** TASK DIRECTIONS **
Without any of their pictures, return all of the records exactly.

RECORDS FOR THIS TASK: Begin

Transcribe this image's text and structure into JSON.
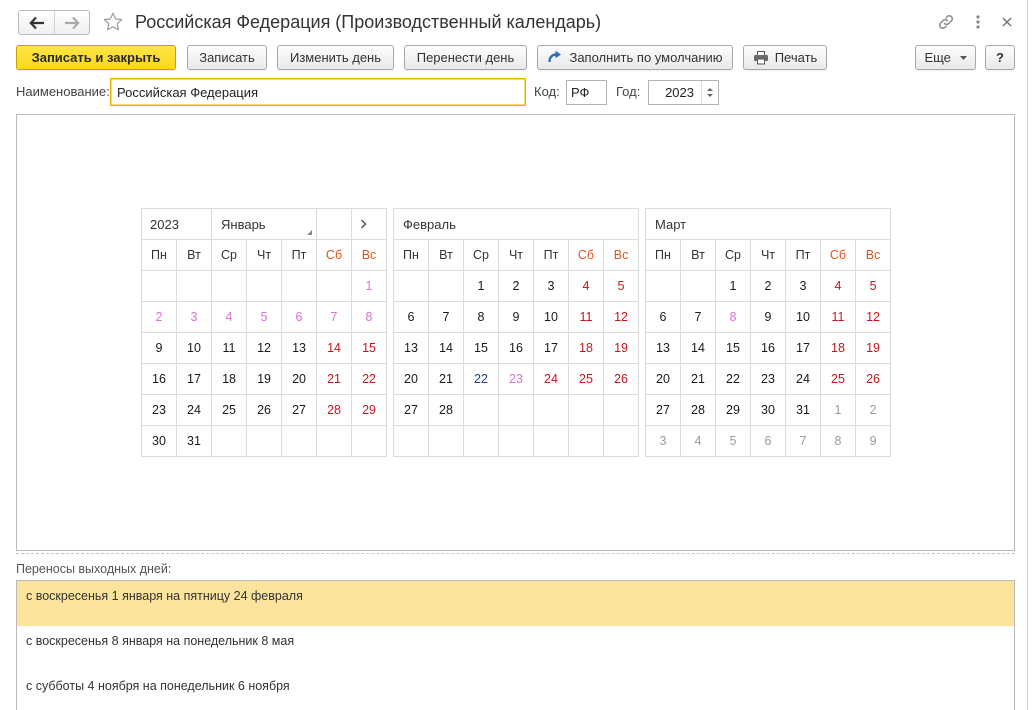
{
  "window": {
    "title": "Российская Федерация (Производственный календарь)"
  },
  "icons": {
    "back": "arrow-left-icon",
    "forward": "arrow-right-icon",
    "favorite": "star-icon",
    "link": "link-icon",
    "more": "more-vertical-icon",
    "close": "close-icon",
    "fill_default": "refresh-arrow-icon",
    "print": "printer-icon",
    "more_dropdown": "caret-down-icon",
    "year_spin": "spinner-icon",
    "month_dropdown": "dropdown-corner-icon",
    "next_month": "chevron-right-icon"
  },
  "colors": {
    "primary_button": "#f9d71c",
    "focus_border": "#e7b300",
    "selected_row": "#fce49c",
    "weekend_header": "#e0541c",
    "work_day": "#1a1a1a"
  },
  "toolbar": {
    "save_close": "Записать и закрыть",
    "save": "Записать",
    "change_day": "Изменить день",
    "move_day": "Перенести день",
    "fill_default": "Заполнить по умолчанию",
    "print": "Печать",
    "more": "Еще",
    "help": "?"
  },
  "form": {
    "name_label": "Наименование:",
    "name_value": "Российская Федерация",
    "code_label": "Код:",
    "code_value": "РФ",
    "year_label": "Год:",
    "year_value": "2023"
  },
  "calendar": {
    "year": "2023",
    "weekdays": [
      "Пн",
      "Вт",
      "Ср",
      "Чт",
      "Пт",
      "Сб",
      "Вс"
    ],
    "months": [
      {
        "name": "Январь",
        "weeks": [
          [
            null,
            null,
            null,
            null,
            null,
            null,
            {
              "d": "1",
              "color": "#dd6fd6"
            }
          ],
          [
            {
              "d": "2",
              "color": "#dd6fd6"
            },
            {
              "d": "3",
              "color": "#dd6fd6"
            },
            {
              "d": "4",
              "color": "#dd6fd6"
            },
            {
              "d": "5",
              "color": "#dd6fd6"
            },
            {
              "d": "6",
              "color": "#dd6fd6"
            },
            {
              "d": "7",
              "color": "#dd6fd6"
            },
            {
              "d": "8",
              "color": "#dd6fd6"
            }
          ],
          [
            {
              "d": "9"
            },
            {
              "d": "10"
            },
            {
              "d": "11"
            },
            {
              "d": "12"
            },
            {
              "d": "13"
            },
            {
              "d": "14",
              "color": "#c4161c"
            },
            {
              "d": "15",
              "color": "#c4161c"
            }
          ],
          [
            {
              "d": "16"
            },
            {
              "d": "17"
            },
            {
              "d": "18"
            },
            {
              "d": "19"
            },
            {
              "d": "20"
            },
            {
              "d": "21",
              "color": "#c4161c"
            },
            {
              "d": "22",
              "color": "#c4161c"
            }
          ],
          [
            {
              "d": "23"
            },
            {
              "d": "24"
            },
            {
              "d": "25"
            },
            {
              "d": "26"
            },
            {
              "d": "27"
            },
            {
              "d": "28",
              "color": "#c4161c"
            },
            {
              "d": "29",
              "color": "#c4161c"
            }
          ],
          [
            {
              "d": "30"
            },
            {
              "d": "31"
            },
            null,
            null,
            null,
            null,
            null
          ]
        ]
      },
      {
        "name": "Февраль",
        "weeks": [
          [
            null,
            null,
            {
              "d": "1"
            },
            {
              "d": "2"
            },
            {
              "d": "3"
            },
            {
              "d": "4",
              "color": "#c4161c"
            },
            {
              "d": "5",
              "color": "#c4161c"
            }
          ],
          [
            {
              "d": "6"
            },
            {
              "d": "7"
            },
            {
              "d": "8"
            },
            {
              "d": "9"
            },
            {
              "d": "10"
            },
            {
              "d": "11",
              "color": "#c4161c"
            },
            {
              "d": "12",
              "color": "#c4161c"
            }
          ],
          [
            {
              "d": "13"
            },
            {
              "d": "14"
            },
            {
              "d": "15"
            },
            {
              "d": "16"
            },
            {
              "d": "17"
            },
            {
              "d": "18",
              "color": "#c4161c"
            },
            {
              "d": "19",
              "color": "#c4161c"
            }
          ],
          [
            {
              "d": "20"
            },
            {
              "d": "21"
            },
            {
              "d": "22",
              "color": "#1f3d91"
            },
            {
              "d": "23",
              "color": "#dd6fd6"
            },
            {
              "d": "24",
              "color": "#c4161c"
            },
            {
              "d": "25",
              "color": "#c4161c"
            },
            {
              "d": "26",
              "color": "#c4161c"
            }
          ],
          [
            {
              "d": "27"
            },
            {
              "d": "28"
            },
            null,
            null,
            null,
            null,
            null
          ],
          [
            null,
            null,
            null,
            null,
            null,
            null,
            null
          ]
        ]
      },
      {
        "name": "Март",
        "weeks": [
          [
            null,
            null,
            {
              "d": "1"
            },
            {
              "d": "2"
            },
            {
              "d": "3"
            },
            {
              "d": "4",
              "color": "#c4161c"
            },
            {
              "d": "5",
              "color": "#c4161c"
            }
          ],
          [
            {
              "d": "6"
            },
            {
              "d": "7"
            },
            {
              "d": "8",
              "color": "#dd6fd6"
            },
            {
              "d": "9"
            },
            {
              "d": "10"
            },
            {
              "d": "11",
              "color": "#c4161c"
            },
            {
              "d": "12",
              "color": "#c4161c"
            }
          ],
          [
            {
              "d": "13"
            },
            {
              "d": "14"
            },
            {
              "d": "15"
            },
            {
              "d": "16"
            },
            {
              "d": "17"
            },
            {
              "d": "18",
              "color": "#c4161c"
            },
            {
              "d": "19",
              "color": "#c4161c"
            }
          ],
          [
            {
              "d": "20"
            },
            {
              "d": "21"
            },
            {
              "d": "22"
            },
            {
              "d": "23"
            },
            {
              "d": "24"
            },
            {
              "d": "25",
              "color": "#c4161c"
            },
            {
              "d": "26",
              "color": "#c4161c"
            }
          ],
          [
            {
              "d": "27"
            },
            {
              "d": "28"
            },
            {
              "d": "29"
            },
            {
              "d": "30"
            },
            {
              "d": "31"
            },
            {
              "d": "1",
              "color": "#9b9b9b"
            },
            {
              "d": "2",
              "color": "#9b9b9b"
            }
          ],
          [
            {
              "d": "3",
              "color": "#9b9b9b"
            },
            {
              "d": "4",
              "color": "#9b9b9b"
            },
            {
              "d": "5",
              "color": "#9b9b9b"
            },
            {
              "d": "6",
              "color": "#9b9b9b"
            },
            {
              "d": "7",
              "color": "#9b9b9b"
            },
            {
              "d": "8",
              "color": "#9b9b9b"
            },
            {
              "d": "9",
              "color": "#9b9b9b"
            }
          ]
        ]
      }
    ]
  },
  "transfers": {
    "label": "Переносы выходных дней:",
    "items": [
      "с воскресенья 1 января на пятницу 24 февраля",
      "с воскресенья 8 января на понедельник 8 мая",
      "с субботы 4 ноября на понедельник 6 ноября"
    ]
  }
}
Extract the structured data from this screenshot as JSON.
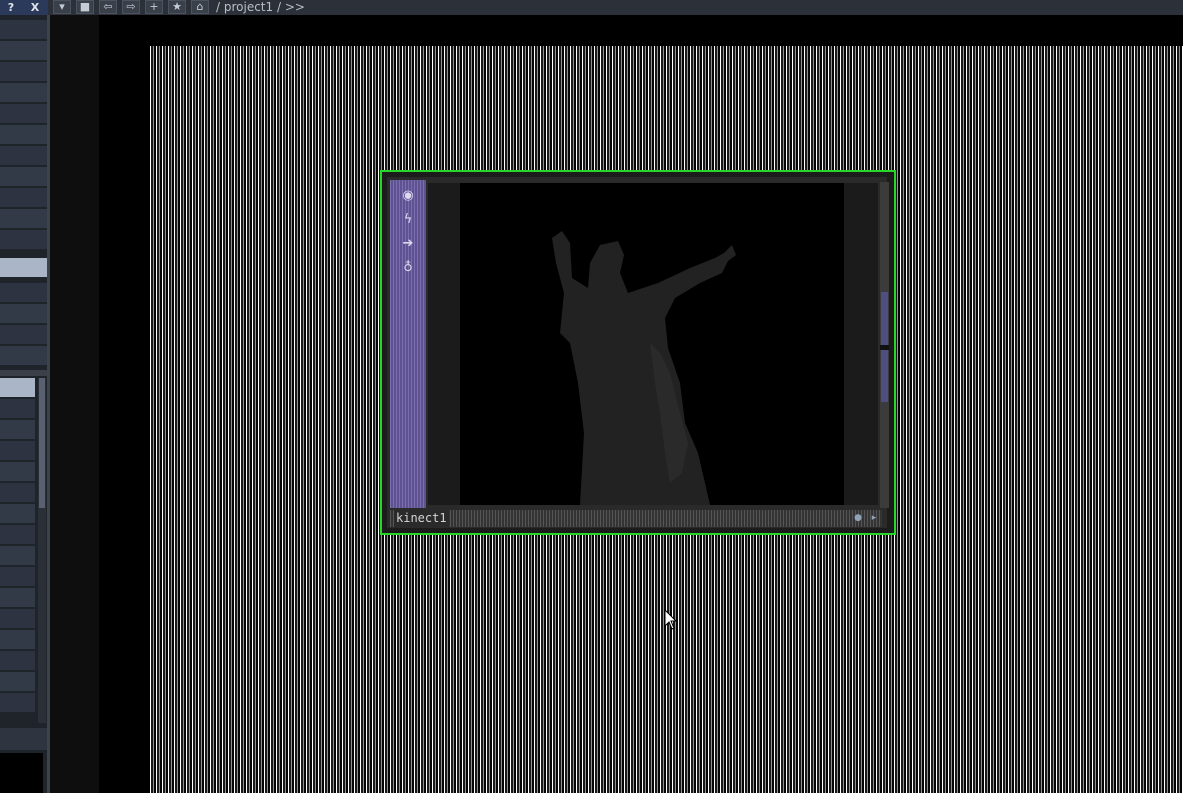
{
  "topbar": {
    "help_label": "?",
    "close_label": "X",
    "tools": [
      "▾",
      "■",
      "⇦",
      "⇨",
      "+",
      "★",
      "⌂"
    ],
    "path": "/ project1 / >>"
  },
  "node": {
    "name": "kinect1",
    "flags": [
      "◉",
      "ϟ",
      "➔",
      "♁"
    ],
    "selected_color": "#28d628"
  }
}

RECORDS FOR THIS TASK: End

** YOUR SOLUTION **
Transcribe this image's text and structure into JSON.
{
  "window": {
    "title": "Российская Федерация (Производственный календарь)"
  },
  "icons": {
    "back": "arrow-left-icon",
    "forward": "arrow-right-icon",
    "favorite": "star-icon",
    "link": "link-icon",
    "more": "more-vertical-icon",
    "close": "close-icon",
    "fill_default": "refresh-arrow-icon",
    "print": "printer-icon",
    "more_dropdown": "caret-down-icon",
    "year_spin": "spinner-icon",
    "month_dropdown": "dropdown-corner-icon",
    "next_month": "chevron-right-icon"
  },
  "colors": {
    "primary_button": "#f9d71c",
    "focus_border": "#e7b300",
    "selected_row": "#fce49c",
    "weekend_header": "#e0541c",
    "work_day": "#1a1a1a"
  },
  "toolbar": {
    "save_close": "Записать и закрыть",
    "save": "Записать",
    "change_day": "Изменить день",
    "move_day": "Перенести день",
    "fill_default": "Заполнить по умолчанию",
    "print": "Печать",
    "more": "Еще",
    "help": "?"
  },
  "form": {
    "name_label": "Наименование:",
    "name_value": "Российская Федерация",
    "code_label": "Код:",
    "code_value": "РФ",
    "year_label": "Год:",
    "year_value": "2023"
  },
  "calendar": {
    "year": "2023",
    "weekdays": [
      "Пн",
      "Вт",
      "Ср",
      "Чт",
      "Пт",
      "Сб",
      "Вс"
    ],
    "months": [
      {
        "name": "Январь",
        "weeks": [
          [
            null,
            null,
            null,
            null,
            null,
            null,
            {
              "d": "1",
              "color": "#dd6fd6"
            }
          ],
          [
            {
              "d": "2",
              "color": "#dd6fd6"
            },
            {
              "d": "3",
              "color": "#dd6fd6"
            },
            {
              "d": "4",
              "color": "#dd6fd6"
            },
            {
              "d": "5",
              "color": "#dd6fd6"
            },
            {
              "d": "6",
              "color": "#dd6fd6"
            },
            {
              "d": "7",
              "color": "#dd6fd6"
            },
            {
              "d": "8",
              "color": "#dd6fd6"
            }
          ],
          [
            {
              "d": "9"
            },
            {
              "d": "10"
            },
            {
              "d": "11"
            },
            {
              "d": "12"
            },
            {
              "d": "13"
            },
            {
              "d": "14",
              "color": "#c4161c"
            },
            {
              "d": "15",
              "color": "#c4161c"
            }
          ],
          [
            {
              "d": "16"
            },
            {
              "d": "17"
            },
            {
              "d": "18"
            },
            {
              "d": "19"
            },
            {
              "d": "20"
            },
            {
              "d": "21",
              "color": "#c4161c"
            },
            {
              "d": "22",
              "color": "#c4161c"
            }
          ],
          [
            {
              "d": "23"
            },
            {
              "d": "24"
            },
            {
              "d": "25"
            },
            {
              "d": "26"
            },
            {
              "d": "27"
            },
            {
              "d": "28",
              "color": "#c4161c"
            },
            {
              "d": "29",
              "color": "#c4161c"
            }
          ],
          [
            {
              "d": "30"
            },
            {
              "d": "31"
            },
            null,
            null,
            null,
            null,
            null
          ]
        ]
      },
      {
        "name": "Февраль",
        "weeks": [
          [
            null,
            null,
            {
              "d": "1"
            },
            {
              "d": "2"
            },
            {
              "d": "3"
            },
            {
              "d": "4",
              "color": "#c4161c"
            },
            {
              "d": "5",
              "color": "#c4161c"
            }
          ],
          [
            {
              "d": "6"
            },
            {
              "d": "7"
            },
            {
              "d": "8"
            },
            {
              "d": "9"
            },
            {
              "d": "10"
            },
            {
              "d": "11",
              "color": "#c4161c"
            },
            {
              "d": "12",
              "color": "#c4161c"
            }
          ],
          [
            {
              "d": "13"
            },
            {
              "d": "14"
            },
            {
              "d": "15"
            },
            {
              "d": "16"
            },
            {
              "d": "17"
            },
            {
              "d": "18",
              "color": "#c4161c"
            },
            {
              "d": "19",
              "color": "#c4161c"
            }
          ],
          [
            {
              "d": "20"
            },
            {
              "d": "21"
            },
            {
              "d": "22",
              "color": "#1f3d91"
            },
            {
              "d": "23",
              "color": "#dd6fd6"
            },
            {
              "d": "24",
              "color": "#c4161c"
            },
            {
              "d": "25",
              "color": "#c4161c"
            },
            {
              "d": "26",
              "color": "#c4161c"
            }
          ],
          [
            {
              "d": "27"
            },
            {
              "d": "28"
            },
            null,
            null,
            null,
            null,
            null
          ],
          [
            null,
            null,
            null,
            null,
            null,
            null,
            null
          ]
        ]
      },
      {
        "name": "Март",
        "weeks": [
          [
            null,
            null,
            {
              "d": "1"
            },
            {
              "d": "2"
            },
            {
              "d": "3"
            },
            {
              "d": "4",
              "color": "#c4161c"
            },
            {
              "d": "5",
              "color": "#c4161c"
            }
          ],
          [
            {
              "d": "6"
            },
            {
              "d": "7"
            },
            {
              "d": "8",
              "color": "#dd6fd6"
            },
            {
              "d": "9"
            },
            {
              "d": "10"
            },
            {
              "d": "11",
              "color": "#c4161c"
            },
            {
              "d": "12",
              "color": "#c4161c"
            }
          ],
          [
            {
              "d": "13"
            },
            {
              "d": "14"
            },
            {
              "d": "15"
            },
            {
              "d": "16"
            },
            {
              "d": "17"
            },
            {
              "d": "18",
              "color": "#c4161c"
            },
            {
              "d": "19",
              "color": "#c4161c"
            }
          ],
          [
            {
              "d": "20"
            },
            {
              "d": "21"
            },
            {
              "d": "22"
            },
            {
              "d": "23"
            },
            {
              "d": "24"
            },
            {
              "d": "25",
              "color": "#c4161c"
            },
            {
              "d": "26",
              "color": "#c4161c"
            }
          ],
          [
            {
              "d": "27"
            },
            {
              "d": "28"
            },
            {
              "d": "29"
            },
            {
              "d": "30"
            },
            {
              "d": "31"
            },
            {
              "d": "1",
              "color": "#9b9b9b"
            },
            {
              "d": "2",
              "color": "#9b9b9b"
            }
          ],
          [
            {
              "d": "3",
              "color": "#9b9b9b"
            },
            {
              "d": "4",
              "color": "#9b9b9b"
            },
            {
              "d": "5",
              "color": "#9b9b9b"
            },
            {
              "d": "6",
              "color": "#9b9b9b"
            },
            {
              "d": "7",
              "color": "#9b9b9b"
            },
            {
              "d": "8",
              "color": "#9b9b9b"
            },
            {
              "d": "9",
              "color": "#9b9b9b"
            }
          ]
        ]
      }
    ]
  },
  "transfers": {
    "label": "Переносы выходных дней:",
    "items": [
      "с воскресенья 1 января на пятницу 24 февраля",
      "с воскресенья 8 января на понедельник 8 мая",
      "с субботы 4 ноября на понедельник 6 ноября"
    ]
  }
}
Extract the structured data from this screenshot as JSON.
{
  "topbar": {
    "help_label": "?",
    "close_label": "X",
    "tools": [
      "▾",
      "■",
      "⇦",
      "⇨",
      "+",
      "★",
      "⌂"
    ],
    "path": "/ project1 / >>"
  },
  "node": {
    "name": "kinect1",
    "flags": [
      "◉",
      "ϟ",
      "➔",
      "♁"
    ],
    "selected_color": "#28d628"
  }
}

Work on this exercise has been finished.